Come and Participate in Rosh Hashana and Yom Kippur Services
I’ll share some Mussar practices throughout the holidays—and perhaps, if you have your own Mussar or related practice, you can share your past work, insights, and inspiration from others. Shir Hayam High Holy Days planners and myself are looking for readings, poems, songs, stories, and other acts of participation that can address this theme in a moving way. If you have an offering to share at services, please contact Dee Axelrod (email@example.com) by September 12, and she will forward me your ideas.
Preparing for the High Holy Days
The Mussar tradition would have us focus on one middah at a time. Through journaling, meditation, conversation, prayer, and other practices, we can cultivate the middot of our choosing. In advance of Rosh Hashanah, if it would be helpful or healing for you, I recommend that you spend some time, in any of the aforementioned ways, in reflection about the relationships, issues, and sources of conflict that feel most urgent for you. Ask yourself what “medicine” you need for healing in those areas. When we come together for the holidays, you’ll have an opportunity to choose a middah whose cultivation can help you move forward.
I am looking forward to sharing in these holy days with your community.
We will be gathering to dedicate the Chavurat Shir Hayam section of Seabold Cemetery. The cemetery is located on Highway 305 on the north end of Bainbridge Island. The Seabold Cemetery sign is a small one on the east side of the Highway, just across the road from the “Welcome to Bainbridge Island” sign. Turn into the cemetery at the sign and follow the driveway into the parking area. Walk up the hill to the area behind the small building. Please bring your blessings and any poems that you would like to read.
LINDA GOLDEN ART SHOW at TREEHOUSE
CROP HUNGER WALK – Sunday, September 24, 2:00 pm at Eagle Harbor Congregational Church
CROP Hunger Walk Restaurant Day – Thursday, September 14 ALL DAY
Be sure to frequent one or more of our supporting restaurants:
- Treehouse Cafe
- Casa Rojas
- Streamliner Diner
- Sawatdy Thai Cuisine
- MarketPlace at Pleasant Beach
- New Rose Cafe
- Spice Route
- Harbour Pub
- Commuter Comforts
- Doc’s Marina Grill
- Emmy’s Vege House
Here’s how we are changing lives – through the CROP Hunger Walk!
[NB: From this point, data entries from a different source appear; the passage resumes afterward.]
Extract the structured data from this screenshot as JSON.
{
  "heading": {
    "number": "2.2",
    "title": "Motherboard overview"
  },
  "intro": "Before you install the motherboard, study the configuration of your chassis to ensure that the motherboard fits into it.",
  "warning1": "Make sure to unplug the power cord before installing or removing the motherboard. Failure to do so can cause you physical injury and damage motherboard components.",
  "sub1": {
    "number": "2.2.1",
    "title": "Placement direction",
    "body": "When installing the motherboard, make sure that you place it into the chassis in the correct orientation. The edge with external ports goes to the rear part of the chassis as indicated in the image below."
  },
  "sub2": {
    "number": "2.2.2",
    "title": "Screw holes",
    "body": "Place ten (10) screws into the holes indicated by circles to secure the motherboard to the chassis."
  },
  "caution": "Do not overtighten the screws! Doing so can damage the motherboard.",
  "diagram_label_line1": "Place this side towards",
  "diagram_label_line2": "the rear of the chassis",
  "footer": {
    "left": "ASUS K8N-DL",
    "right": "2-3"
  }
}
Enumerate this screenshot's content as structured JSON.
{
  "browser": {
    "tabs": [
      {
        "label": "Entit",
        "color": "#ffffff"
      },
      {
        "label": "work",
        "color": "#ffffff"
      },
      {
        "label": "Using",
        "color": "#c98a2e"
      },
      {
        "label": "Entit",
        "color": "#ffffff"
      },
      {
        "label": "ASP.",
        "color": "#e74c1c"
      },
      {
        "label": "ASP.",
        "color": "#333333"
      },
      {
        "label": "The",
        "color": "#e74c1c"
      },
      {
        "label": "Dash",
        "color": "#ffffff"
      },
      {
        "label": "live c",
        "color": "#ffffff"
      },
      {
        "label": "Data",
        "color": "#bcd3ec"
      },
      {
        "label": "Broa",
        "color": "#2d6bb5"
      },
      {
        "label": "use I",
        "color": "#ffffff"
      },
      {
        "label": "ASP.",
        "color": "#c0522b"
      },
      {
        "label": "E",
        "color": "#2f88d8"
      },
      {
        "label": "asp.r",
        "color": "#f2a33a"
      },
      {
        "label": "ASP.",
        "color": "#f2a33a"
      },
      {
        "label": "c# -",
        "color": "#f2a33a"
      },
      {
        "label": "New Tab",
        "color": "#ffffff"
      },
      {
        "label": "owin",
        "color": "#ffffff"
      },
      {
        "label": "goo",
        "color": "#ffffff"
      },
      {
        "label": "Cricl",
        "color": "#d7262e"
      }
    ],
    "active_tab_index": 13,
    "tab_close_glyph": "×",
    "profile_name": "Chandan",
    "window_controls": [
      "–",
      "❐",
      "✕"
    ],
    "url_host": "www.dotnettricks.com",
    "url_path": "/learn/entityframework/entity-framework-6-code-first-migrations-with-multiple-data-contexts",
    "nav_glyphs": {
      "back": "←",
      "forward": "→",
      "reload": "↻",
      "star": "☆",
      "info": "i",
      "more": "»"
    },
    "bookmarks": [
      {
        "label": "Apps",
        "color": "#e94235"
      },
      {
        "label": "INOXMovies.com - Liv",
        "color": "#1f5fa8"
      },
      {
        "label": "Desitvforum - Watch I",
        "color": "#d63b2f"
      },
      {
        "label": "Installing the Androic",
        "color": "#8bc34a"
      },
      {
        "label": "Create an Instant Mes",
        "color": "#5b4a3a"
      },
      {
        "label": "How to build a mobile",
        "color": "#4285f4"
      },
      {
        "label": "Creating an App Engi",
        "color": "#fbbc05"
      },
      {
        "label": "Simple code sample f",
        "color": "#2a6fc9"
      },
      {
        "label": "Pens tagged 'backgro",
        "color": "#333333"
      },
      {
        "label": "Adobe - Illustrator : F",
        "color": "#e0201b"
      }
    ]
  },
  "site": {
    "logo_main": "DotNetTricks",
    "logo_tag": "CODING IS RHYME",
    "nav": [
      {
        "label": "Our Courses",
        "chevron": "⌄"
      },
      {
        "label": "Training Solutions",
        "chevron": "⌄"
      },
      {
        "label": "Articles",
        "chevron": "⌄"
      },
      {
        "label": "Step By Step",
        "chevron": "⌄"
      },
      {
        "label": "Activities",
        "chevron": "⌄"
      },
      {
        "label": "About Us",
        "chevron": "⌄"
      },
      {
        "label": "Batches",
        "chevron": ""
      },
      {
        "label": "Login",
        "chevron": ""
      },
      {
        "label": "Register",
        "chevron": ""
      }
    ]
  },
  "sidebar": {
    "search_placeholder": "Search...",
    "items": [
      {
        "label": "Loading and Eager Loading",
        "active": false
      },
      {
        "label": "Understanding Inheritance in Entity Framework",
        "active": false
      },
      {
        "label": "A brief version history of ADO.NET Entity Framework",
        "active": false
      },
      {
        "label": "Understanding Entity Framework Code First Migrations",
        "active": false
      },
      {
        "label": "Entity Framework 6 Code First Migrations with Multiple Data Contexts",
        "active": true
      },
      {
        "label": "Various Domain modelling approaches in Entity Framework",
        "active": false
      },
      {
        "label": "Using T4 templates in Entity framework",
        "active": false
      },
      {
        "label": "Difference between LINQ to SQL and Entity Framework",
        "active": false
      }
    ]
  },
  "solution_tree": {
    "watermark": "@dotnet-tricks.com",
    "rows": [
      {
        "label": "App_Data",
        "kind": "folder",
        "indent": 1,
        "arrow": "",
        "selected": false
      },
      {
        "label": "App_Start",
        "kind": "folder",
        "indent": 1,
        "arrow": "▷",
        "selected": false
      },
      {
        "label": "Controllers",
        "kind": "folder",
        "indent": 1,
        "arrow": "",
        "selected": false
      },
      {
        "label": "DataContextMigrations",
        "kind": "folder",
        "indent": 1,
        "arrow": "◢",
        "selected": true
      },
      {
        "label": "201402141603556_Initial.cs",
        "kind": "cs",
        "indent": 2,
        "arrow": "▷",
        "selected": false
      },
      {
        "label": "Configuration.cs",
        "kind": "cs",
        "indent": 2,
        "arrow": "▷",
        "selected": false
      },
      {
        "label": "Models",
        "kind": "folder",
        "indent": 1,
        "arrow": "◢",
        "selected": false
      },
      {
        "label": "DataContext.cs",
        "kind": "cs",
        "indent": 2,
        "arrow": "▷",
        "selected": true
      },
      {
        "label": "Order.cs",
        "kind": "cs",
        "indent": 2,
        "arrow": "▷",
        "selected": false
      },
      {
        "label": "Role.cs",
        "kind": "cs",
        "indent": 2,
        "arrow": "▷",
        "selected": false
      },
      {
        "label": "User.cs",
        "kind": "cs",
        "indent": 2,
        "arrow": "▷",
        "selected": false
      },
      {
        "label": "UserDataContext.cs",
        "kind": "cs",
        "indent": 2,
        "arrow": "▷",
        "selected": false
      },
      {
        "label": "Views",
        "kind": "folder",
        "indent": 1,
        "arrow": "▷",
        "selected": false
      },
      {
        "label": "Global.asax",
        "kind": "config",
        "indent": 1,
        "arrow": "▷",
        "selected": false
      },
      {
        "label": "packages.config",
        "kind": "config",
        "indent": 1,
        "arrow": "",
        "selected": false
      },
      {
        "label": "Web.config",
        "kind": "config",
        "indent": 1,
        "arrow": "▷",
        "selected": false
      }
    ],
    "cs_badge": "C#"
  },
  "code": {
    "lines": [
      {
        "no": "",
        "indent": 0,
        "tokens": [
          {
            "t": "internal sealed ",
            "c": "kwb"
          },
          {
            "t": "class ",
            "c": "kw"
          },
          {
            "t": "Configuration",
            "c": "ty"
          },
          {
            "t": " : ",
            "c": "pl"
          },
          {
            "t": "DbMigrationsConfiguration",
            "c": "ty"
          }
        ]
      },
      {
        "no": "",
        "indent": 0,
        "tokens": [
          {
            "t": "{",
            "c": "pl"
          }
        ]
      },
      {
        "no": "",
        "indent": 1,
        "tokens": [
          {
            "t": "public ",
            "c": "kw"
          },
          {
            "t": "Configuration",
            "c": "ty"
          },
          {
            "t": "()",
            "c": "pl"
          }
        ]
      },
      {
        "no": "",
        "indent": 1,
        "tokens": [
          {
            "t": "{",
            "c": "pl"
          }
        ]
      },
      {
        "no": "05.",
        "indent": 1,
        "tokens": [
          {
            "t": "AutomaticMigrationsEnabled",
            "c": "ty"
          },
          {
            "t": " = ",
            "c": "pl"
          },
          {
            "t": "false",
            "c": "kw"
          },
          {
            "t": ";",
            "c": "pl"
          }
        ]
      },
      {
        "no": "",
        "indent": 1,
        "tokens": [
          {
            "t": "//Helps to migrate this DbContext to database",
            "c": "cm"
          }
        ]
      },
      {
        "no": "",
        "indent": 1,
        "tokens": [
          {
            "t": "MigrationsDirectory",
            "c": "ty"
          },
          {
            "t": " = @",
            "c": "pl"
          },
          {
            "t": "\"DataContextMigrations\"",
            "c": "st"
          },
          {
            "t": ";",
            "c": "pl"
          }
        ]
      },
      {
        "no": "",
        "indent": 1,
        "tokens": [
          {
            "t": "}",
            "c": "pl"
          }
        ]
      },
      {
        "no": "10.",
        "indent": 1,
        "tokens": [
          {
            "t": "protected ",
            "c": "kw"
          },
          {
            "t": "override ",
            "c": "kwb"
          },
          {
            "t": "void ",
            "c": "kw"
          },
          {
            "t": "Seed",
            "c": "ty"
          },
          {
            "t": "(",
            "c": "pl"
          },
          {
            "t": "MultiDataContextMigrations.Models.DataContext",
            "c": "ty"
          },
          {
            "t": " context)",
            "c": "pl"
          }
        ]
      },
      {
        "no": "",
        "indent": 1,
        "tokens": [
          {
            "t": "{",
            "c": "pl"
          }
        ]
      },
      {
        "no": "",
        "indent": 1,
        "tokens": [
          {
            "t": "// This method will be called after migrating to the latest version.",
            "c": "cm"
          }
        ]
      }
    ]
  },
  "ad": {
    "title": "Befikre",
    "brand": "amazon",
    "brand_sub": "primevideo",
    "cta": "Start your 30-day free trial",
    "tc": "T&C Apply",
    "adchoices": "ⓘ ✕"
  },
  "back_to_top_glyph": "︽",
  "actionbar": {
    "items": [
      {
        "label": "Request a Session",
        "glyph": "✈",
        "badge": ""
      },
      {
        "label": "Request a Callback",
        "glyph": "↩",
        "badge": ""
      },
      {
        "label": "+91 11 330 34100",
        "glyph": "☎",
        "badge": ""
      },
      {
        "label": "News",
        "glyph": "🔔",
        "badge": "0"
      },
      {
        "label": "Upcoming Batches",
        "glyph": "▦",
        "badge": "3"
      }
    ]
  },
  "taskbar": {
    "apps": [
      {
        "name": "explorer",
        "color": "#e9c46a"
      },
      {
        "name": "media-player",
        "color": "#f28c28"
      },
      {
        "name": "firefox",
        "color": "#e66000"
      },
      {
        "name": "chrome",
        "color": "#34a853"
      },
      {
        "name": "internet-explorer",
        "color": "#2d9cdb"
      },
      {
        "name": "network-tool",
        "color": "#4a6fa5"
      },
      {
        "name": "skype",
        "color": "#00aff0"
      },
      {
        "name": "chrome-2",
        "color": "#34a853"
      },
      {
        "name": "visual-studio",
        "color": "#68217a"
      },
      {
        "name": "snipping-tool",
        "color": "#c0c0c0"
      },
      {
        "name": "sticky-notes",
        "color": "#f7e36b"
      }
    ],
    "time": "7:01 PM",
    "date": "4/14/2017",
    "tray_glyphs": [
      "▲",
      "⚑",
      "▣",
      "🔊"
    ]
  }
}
Locally – 20% of all we raise goes to the Helpline House Food Bank, 5% goes to the Fishline Food Bank in Poulsbo. Nationally & Internationally – the money is used in partnership with local organizations to support hunger fighting projects, and disaster relief; i.e. Hurricane Harvey. Church World Services has been very vocal on social media defending immigration and refugee programs.